This article was written about Kansas, but I challenge you to let it apply to your state and locale too. The time has come for energy populism.
First published as column in The Hillsboro Free Press, Hillsboro, Kansas
I’ve always enjoyed listening to former Marion County Commissioner
Howard Collett because of his ability “to think outside the box.”
For instance, I have heard Howard recommend planting the county’s dirt roads to buffalo grass to hold them in place from erosion and wear.
Such thinking requires a person to have the ability to leap from more
commonly considered paths to those that usually are not thought of, but
may end up having greater value.
But this article isn’t about dwelling on Howard’s merits, no matter how
great they are. It’s about jumping out of the box to consider something
new—and Howard’s buffalo-grass idea was an illustration.
This article is also not an opinion on whether the bond proposal based
on a 1 percent sales tax to build a new county jail on the November
ballot should pass or fail.
But, I have to consider—and this is Jerry Engler jumping outside the
box—if the opportunity arises, what other thing would I like to see
Marion County pass a 1 percent sales tax to support?
Jumping outside the box for ideas has become a pleasure for me anyway since I find many of the boxes created for us are half filled with kitty litter.
So, if Jerry could rule the world for a few minutes, and could leave it
to the attorneys to figure out where the State of Kansas has
jurisdiction and where the county commission jurisdiction, what would I

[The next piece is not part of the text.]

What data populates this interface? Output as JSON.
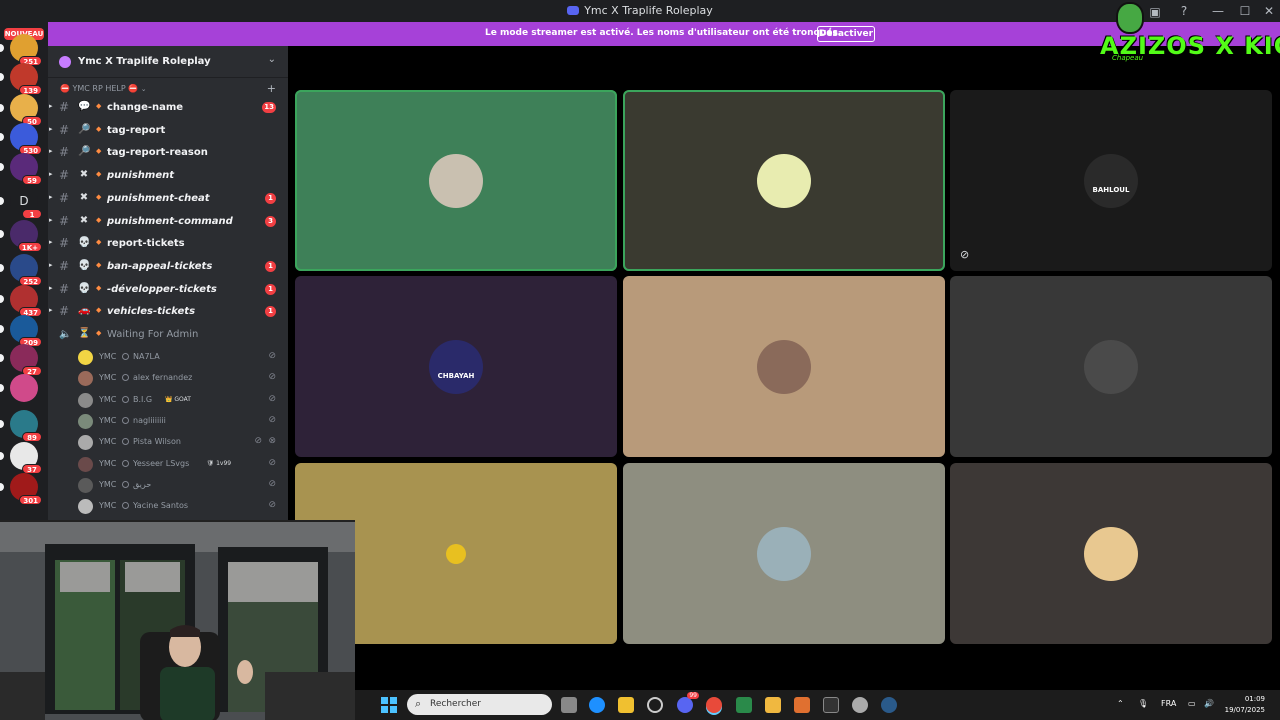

The top concerns in Marion County right now are energy and the economy.
Some of my favorite stories I’ve written done include talking to people
like Gary Johnson, a former electrical engineer for Kansas State
University doing wind-energy research, and now a consultant for wind farms.
Johnson has called Kansas a “new Saudi Arabia” when it comes to
comparing oil with wind as an energy source. He said when it comes to
wind energy, “This is the gold rush.”
He also has said the companies putting up wind turbine “farms” largely
are interested in large plots of land under a single ownership for room
and ease of development.
So, if you’re still with me, Jerry, outside his box, wants to say that
when it comes to energy development, he’s for the little guy and this
county’s economic well-being. I want you in the rush, putting some gold
in your own pockets.
Aside from a wonderful agricultural base, the biggest first-level
economic production base this county has to offer is energy, wind and solar.
This a case where the county needs to jump outside the box and become an advocate for its little guys. It’s less of a gamble than a casino would have been.
I propose the county use its resources—or the state, if anybody in
Topeka truly listens to the grass roots—to create the framework and help finance an energy cooperative. This cooperative would employ its own engineer and crew.
A cooperative is jointly owned by its membership. In this case, the
cooperative members would be Marion County citizens who take advantage of what the cooperative has to offer.
The cooperative would be responsible for economically aiding and
providing the consulting base for each landowner in Marion County to
have a wind turbine if he or she can physically accommodate it.
If that person owns only 40 acres, and not 10,000 acres, so be it. Let’s
spread the wealth, not the sorrow of always being on the paying end.
In case you haven’t been thinking of it, every business and home in
Marion County usually has a roof. I propose that the same cooperative be used to place solar collectors for energy on the roof of every
individual who wants it.
I further propose that any electrical utility selling power in Marion
County be required to buy the excess energy generated by the turbines
and solar collectors owned by our citizens. Whenever it can be done, I
want to see those meters going backward, with the extra power going to
the general grid.
Let’s have some generating populism instead of seeing Westar always
being the one telling the governing bodies of our communities how much we will pay next for the energy it provides.
And this isn’t just about our wallets. It’s also about our moral
responsibility. How can we stand by and see the future of America
squandered to enrich OPEC?
How can we stand by and let global warming ruin our planet? Yes, some of us are still arguing that global warming really isn’t happening, even though the news before us indicates the ice on the Arctic Ocean will be totally melted this summer for the first time in human history.
Rural electric cooperatives worked to bring electricity to our rural
areas. Why can’t this work to send some electricity back?
It’s time for us to take care of our wallets and our environment right
in our own neighborhood. Those who would say otherwise just aren’t our friends.
So, Jerry, would you let those turbines and solar collectors ruin the
beauty of our skyline?
Well, I share your inhibitions regarding spoiling beauty, but I also
realize I have learned to look past the frequent ugliness of
transformers, power lines and highway surfaces.
So, Jerry, are you an engineer that you think you have the technical
prowess for this proposal?
No, I’m not an engineer, but I love it when those people put money in my pocket and increase my personal well-being.
So, Jerry, what about state statutes and federal laws usurping the
Kansas Corporation Commission—and all those other things that might get in the way?
Yes, I am acquainted with the stagnancy of bureaucracy. Remember, I said we were jumping out of the kitty litter for this. This is the good side
of attorneys—to help move us around this heap of stuff.
See what happens when you let a Jerry Engler out of his box? Lord, think of what I would do if I were a T. Boone Pickens. Now there’s a box worth stepping out of.